Do I really need to explain why very is pointless? I’ll just let Mark Twain do it below:

“Substitute ‘damn’ every time you’re inclined to write ‘very;’ your editor will delete it and the writing will be just as it should be.” In other words, it’s filler, adds nothing, and never belongs.

Life Imitating Art

Scary days, people.

I’m listening to Year One by Nora Roberts and although it’s a fantasy novel set in a post-apocalyptic America, it’s hard to ignore the setup, which begins with a super virus that wipes out two thirds of the world.

This is obviously not the same as the Coronavirus, which at this point in time is a danger to some and a nuisance to most, but the temperature sure feels dystopian at the moment.

The shelves are empty at Trader Joe’s. My friend told me that she was walking through Costco and a customer stole toilet paper out of another patron’s shopping cart. Straight retail victimized her. And the victim in this case was a sweet old lady. I haven’t seen a bottle of hand sanitizer in weeks. And several restaurants have closed in my neighborhood.

This shit’s for real.

Our president, of course, called the Coronavirus a Democratic hoax less than a week ago and now he’s declared it a national emergency. There aren’t enough face-palms.

We’re either all overreacting or under-reacting. (And why the fuck is overreacting a compound word and under-reacting hyphenated?) I hope it’s the former. I do. Because in that scenario, this is just the flu, as so many have argued, and it will fade to memory by summer.

What worries me is the other possibility. That feels like the beginning of a post-apocalyptic novel. Or a zombie movie. Both start with a virus or an infection that nobody takes seriously, and neither end well.

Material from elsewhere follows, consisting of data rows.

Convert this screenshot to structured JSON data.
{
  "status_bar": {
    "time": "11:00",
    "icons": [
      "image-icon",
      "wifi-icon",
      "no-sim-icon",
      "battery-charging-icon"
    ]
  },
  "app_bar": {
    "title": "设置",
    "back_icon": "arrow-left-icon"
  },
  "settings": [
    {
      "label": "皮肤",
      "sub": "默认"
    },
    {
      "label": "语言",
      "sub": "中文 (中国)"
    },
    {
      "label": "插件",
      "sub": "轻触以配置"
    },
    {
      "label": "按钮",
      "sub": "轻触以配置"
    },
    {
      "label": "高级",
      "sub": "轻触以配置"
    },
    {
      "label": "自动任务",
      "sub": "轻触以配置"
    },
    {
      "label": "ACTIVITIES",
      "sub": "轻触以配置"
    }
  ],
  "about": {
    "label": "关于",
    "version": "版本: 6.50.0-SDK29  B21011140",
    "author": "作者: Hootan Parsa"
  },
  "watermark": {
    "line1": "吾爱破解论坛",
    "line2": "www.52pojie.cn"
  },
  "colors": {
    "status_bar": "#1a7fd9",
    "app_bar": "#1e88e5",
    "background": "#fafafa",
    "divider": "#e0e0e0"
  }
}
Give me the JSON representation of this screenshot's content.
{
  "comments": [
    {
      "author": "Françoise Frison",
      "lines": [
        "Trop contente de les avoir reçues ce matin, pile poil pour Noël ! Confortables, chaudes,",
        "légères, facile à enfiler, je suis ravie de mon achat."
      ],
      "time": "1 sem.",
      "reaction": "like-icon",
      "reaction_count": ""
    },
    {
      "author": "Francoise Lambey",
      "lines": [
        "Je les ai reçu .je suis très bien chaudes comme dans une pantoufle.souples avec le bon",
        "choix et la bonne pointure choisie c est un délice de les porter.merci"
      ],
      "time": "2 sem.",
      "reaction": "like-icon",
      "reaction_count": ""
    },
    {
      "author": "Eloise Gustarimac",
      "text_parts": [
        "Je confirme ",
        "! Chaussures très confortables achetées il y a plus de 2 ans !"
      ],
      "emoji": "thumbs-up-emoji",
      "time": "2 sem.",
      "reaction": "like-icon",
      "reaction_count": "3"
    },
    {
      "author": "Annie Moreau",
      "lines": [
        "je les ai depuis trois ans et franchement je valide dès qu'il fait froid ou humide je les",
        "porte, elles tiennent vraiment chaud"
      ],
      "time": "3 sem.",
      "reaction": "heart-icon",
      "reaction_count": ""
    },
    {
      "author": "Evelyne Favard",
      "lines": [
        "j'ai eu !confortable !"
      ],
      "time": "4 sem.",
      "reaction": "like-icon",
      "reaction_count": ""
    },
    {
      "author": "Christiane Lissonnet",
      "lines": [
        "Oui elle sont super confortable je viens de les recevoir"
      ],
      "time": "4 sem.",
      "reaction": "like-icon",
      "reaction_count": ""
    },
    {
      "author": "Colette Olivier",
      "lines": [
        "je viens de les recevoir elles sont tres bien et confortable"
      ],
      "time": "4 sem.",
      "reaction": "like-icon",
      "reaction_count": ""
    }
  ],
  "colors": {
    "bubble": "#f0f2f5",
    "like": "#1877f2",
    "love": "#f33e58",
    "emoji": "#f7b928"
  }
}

What strikes me is that our real-world behavior–our collective shrug in the face of a pandemic–mirrors the dumb, willful ignorance on display in your average zombie movie. Italy is in the middle of a health crisis. Doctors are warning us to wash our hands, to stay inside, to do everything we can to stop the spread of this highly infectious virus. And what’re we doing? Going to the local mall, the movies, and Disneyland. Doing whatever the hell we feel like, basically. With a level of arrogance typically reserved for the gods.

If another author had written this opening, I’d have thought it lazy storytelling. But here we are. And it seems we really are that goddamned stupid.

My kids’ schools have closed down for five weeks. I’m tempted to grab my bug-out bag and hit the woods with family in tow. (I don’t actually have a solid bug-out bag, and I can barely glamp, let alone survive in the woods.) So that’s as far as that plan goes.

No point to this post. Just letting the fingers get a few things off the chest. Stay safe out there.